And in support of this position, industry leader Korn/Ferry, which has more than 70 offices in over 40 countries, recently acquired, an online college recruitment company. Added to, which provides middle-management services to clients, this newest product provides Korn/Ferry with a database of candidates from the beginning of their careers through their most senior positions.

While all this flow of information means more opportunities than ever before for the job-seeker, some opportutities are disasters waiting to happen, says Viscusi. "I get more calls from people who say they were lured away from jobs in Fortune 500 companies to go to dot-coms," he says. "More than half are sorry, because their new company went out of business. This is a real risk because hundreds of these dot-coms are going out of business every year."

Asked to predice the future of executive search in the new economy, Boone laughs and says, "If I'd been asked five years ago to predicet the role of the Internet, I couldn't have done it. But I believe that in the next five years, executive search will continue ot play a vital rode - and that we'll see an evolution in which key executives, like sports figures, will be represented by a third party."

While the prospect of a top manager call his agent, like an actor or football player, may sound like career utopia, it may not be open to one and all. Check the boards, Viscusi advises. "See what's out there, see what's hot and what's not. See where the jobs are and what not. See where the jobs are and what they're paying," he says. "But if you see only two jobs in your field - then be careful with the one you've go."

Always take the call, says Viscusi. "The headhunter is your friend. Even if you're not interested, send your résumé; that can be your ace-in-the-hole. Behave in a professional manner even if you don't like the recruiter, especially if you're in a specialized field that only a few headhunters handle. Refer a friend - the headhunter will remember you.

Be truthful, concise, candid, says Boone. If the opportunity isn't right, say so. If it's absolutely right, say so.

Discuss limitations, such as moving and compensation. If the position isn't a good fit, the recruiter will appreciate your candor and remember you the next time something comes along that might be right.

Log on to, Boone advises.

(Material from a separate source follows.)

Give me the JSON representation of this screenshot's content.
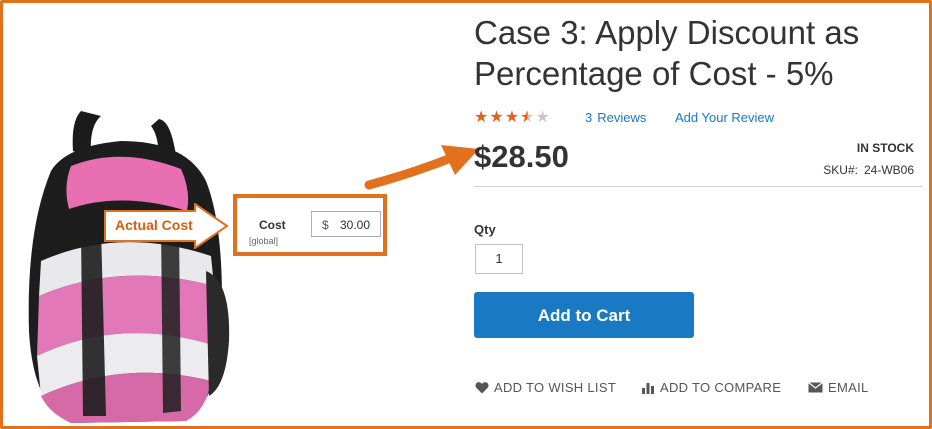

Create your own file and join the Korn/Ferry database for free. It's kept in strictest confidence while making you available.

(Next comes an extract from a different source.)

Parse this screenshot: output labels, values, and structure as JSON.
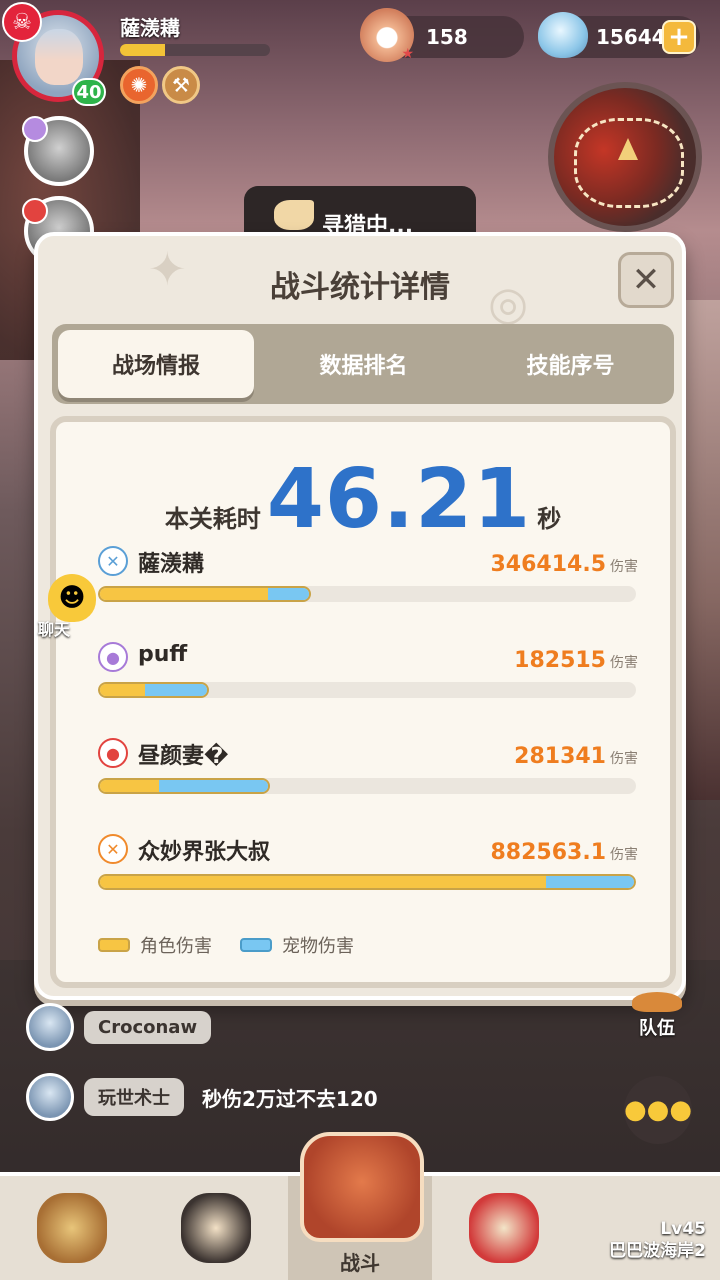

Focus. Use a rifle rather than a shotgun approach in plotting your career.

Become visible. Serve on committees, associations. Pen articles, be quoted. Attend meetings, give speeches.

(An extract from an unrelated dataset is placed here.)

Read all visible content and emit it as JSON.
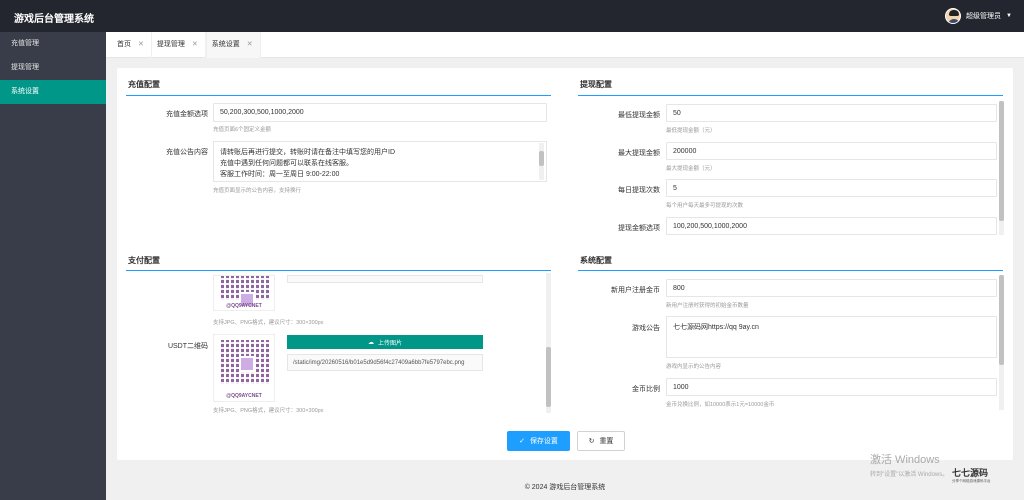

Get the Kennedy Directory of Executive Recruiters says Viscusi. The "Big Red Book" is the bible of listings. It includes all headhunters worldwide, both retainer and contingency based. Find the ones that handle your field, do a mailing, and get into their databases.